FALLOUT and THE PLAYWRIGHT . . . AND ALL THAT CRAP, Canamac Productions, at Raven Theatre. The first of these pieces by Todd Logan is billed as a one-act, but three regulation-size scenes lurk within. Despite the elaboration, Fallout is altogether mystifying, a nonplay that seems either plucked from a still-larger work or the convenient marriage of essentially unrelated fragments. Michael (Daniel Patrick Sullivan), a budding writer, is working through the loss of his wife (Jennie Moreau) to mental illness; this background noise masquerades as a passable through line, but no conflict, resolution, or dramatic arc follows. Instead we're treated to the circular dialogue of a poor man's Durang. Director Richard Shavzin and an all-Equity cast keep things just shy of embarrassment--though Sullivan tends to act at full throttle throughout.

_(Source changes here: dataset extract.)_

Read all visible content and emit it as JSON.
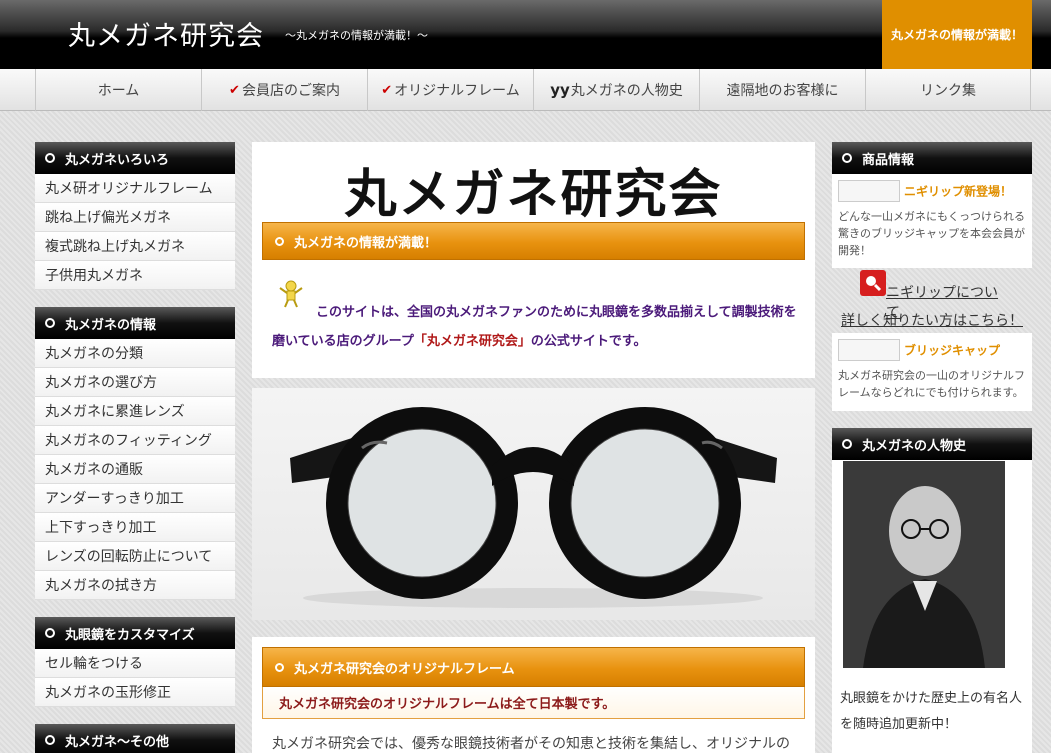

The second piece is shorter and, mercifully, makes no pretense of touching on any heavy issues. The Playwright (Dev Kennedy) laments the latest crap he's written, and his wife (Moreau once again) banters back with eye-rolling but supportive nonchalance. Surprise, surprise--one of his half-baked ideas more or less corresponds to play number one. But the self-reflexive machinery accomplishes nothing: writer and wife may be unsure as to the quality of Fallout; the audience, however, has no such doubts. Meanwhile the play around the play, though pleasant enough, amounts to a lighthearted exercise about writer's block--something only a handful of geniuses have trafficked with to any meaningful effect. The miracle doesn't happen here.